Once again today, I arise to the feeling that I live a life of privilege. I arrived last evening with two friends at Stonington, Maine where we will spend the entire week at a gathering of “Wisdom seekers” in the company of our teacher, Cynthia Bourgeault, in the place that she calls home. Part of the island community of Deer Isle, it was incorporated as a town in 1897 and has gradually become the number one port in Maine for the value of its fisheries, primarily lobsters.
I am sitting this morning in a sweet little cottage room in an eleven-unit motel, family-owned for generations. The hospitality is as lovely as the room itself and I have already downed my first cup of in-room coffee (with real half-and-half added). The harbor is across the street and each of the two large venues where we will meet are two minutes away from here. I hear that the best coffee in Maine is just down the street and there is a deck at the water’s edge owned by the motel for sitting in the peace of the ocean to drink it all in.
We gathered in the Town Hall last night to greetings and hugs from friends with whom we have shared past Wisdom Schools and others from across the country whose experiences of Cynthia and her teaching have been elsewhere. It was clear that we all share a desire for the depth of wisdom and unity consciousness. Of special note for me was our closing prayer. Into the silence we chanted in harmony a petition prompted by one of the Beatitudes from today’s gospel (MT 5: 1-12) Lord, as you will, Lord as you know, have mercy; have mercy.

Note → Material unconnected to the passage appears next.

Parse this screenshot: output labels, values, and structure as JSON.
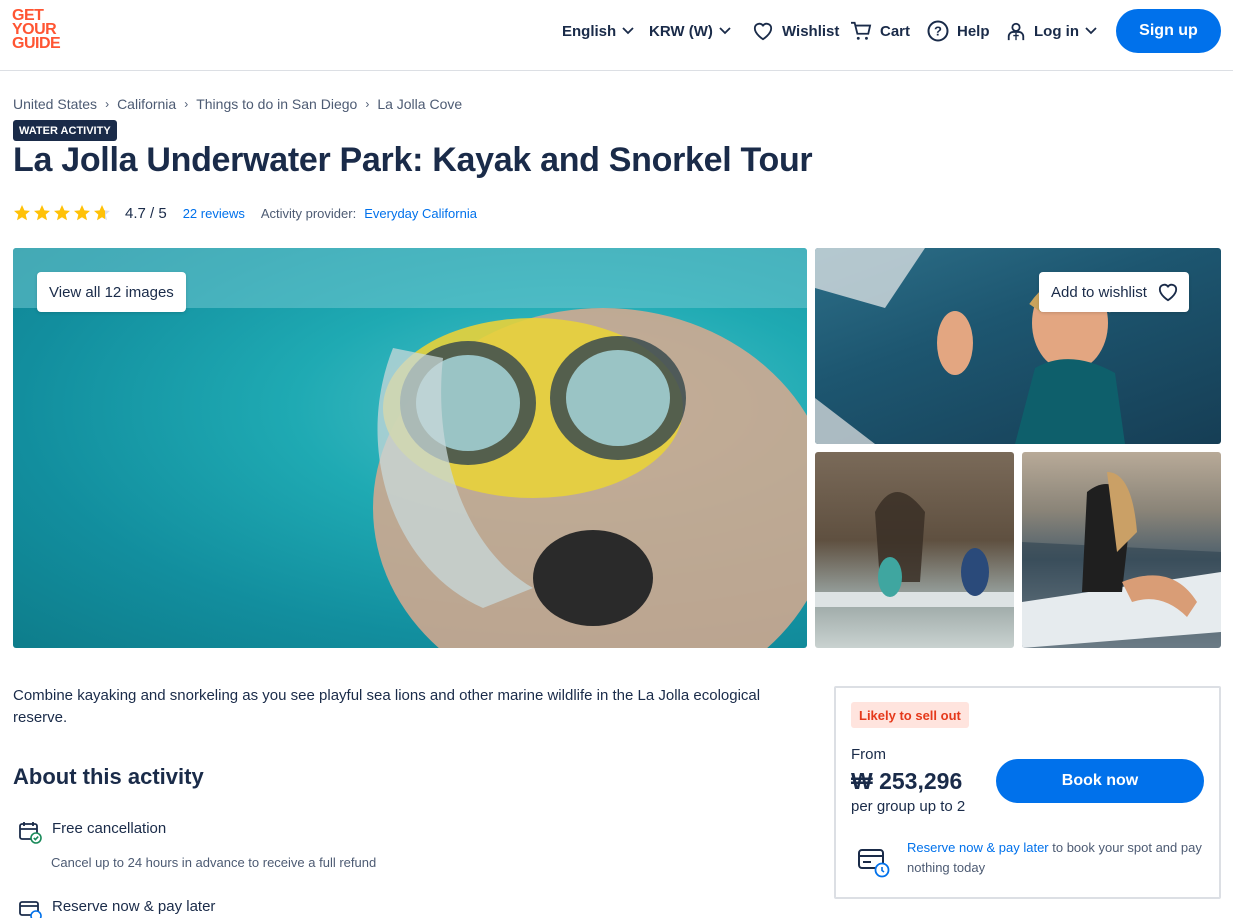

In this Jubilee Year of Mercy proclaimed by Pope Francis, I am often struck as I was yesterday by the breadth of a term that is sometimes reduced to something like pity. As I have most likely said here before, at its deepest level mercy can be understood as a fierce bonding love that impels us to become God’s presence in the world. That last clause is my own conclusion of what such a love can generate, but how else would such a grace be reciprocated?
As we gather for prayer, for consideration of the themes of heart-centered living, for the conversations that will undoubtedly be deep and meaningful, we offer our presence here for the good of the world – for people everywhere, for all living creatures and in gratitude for the on-going care of the One who motivates us all. I invite your solidarity in prayer and intention with us.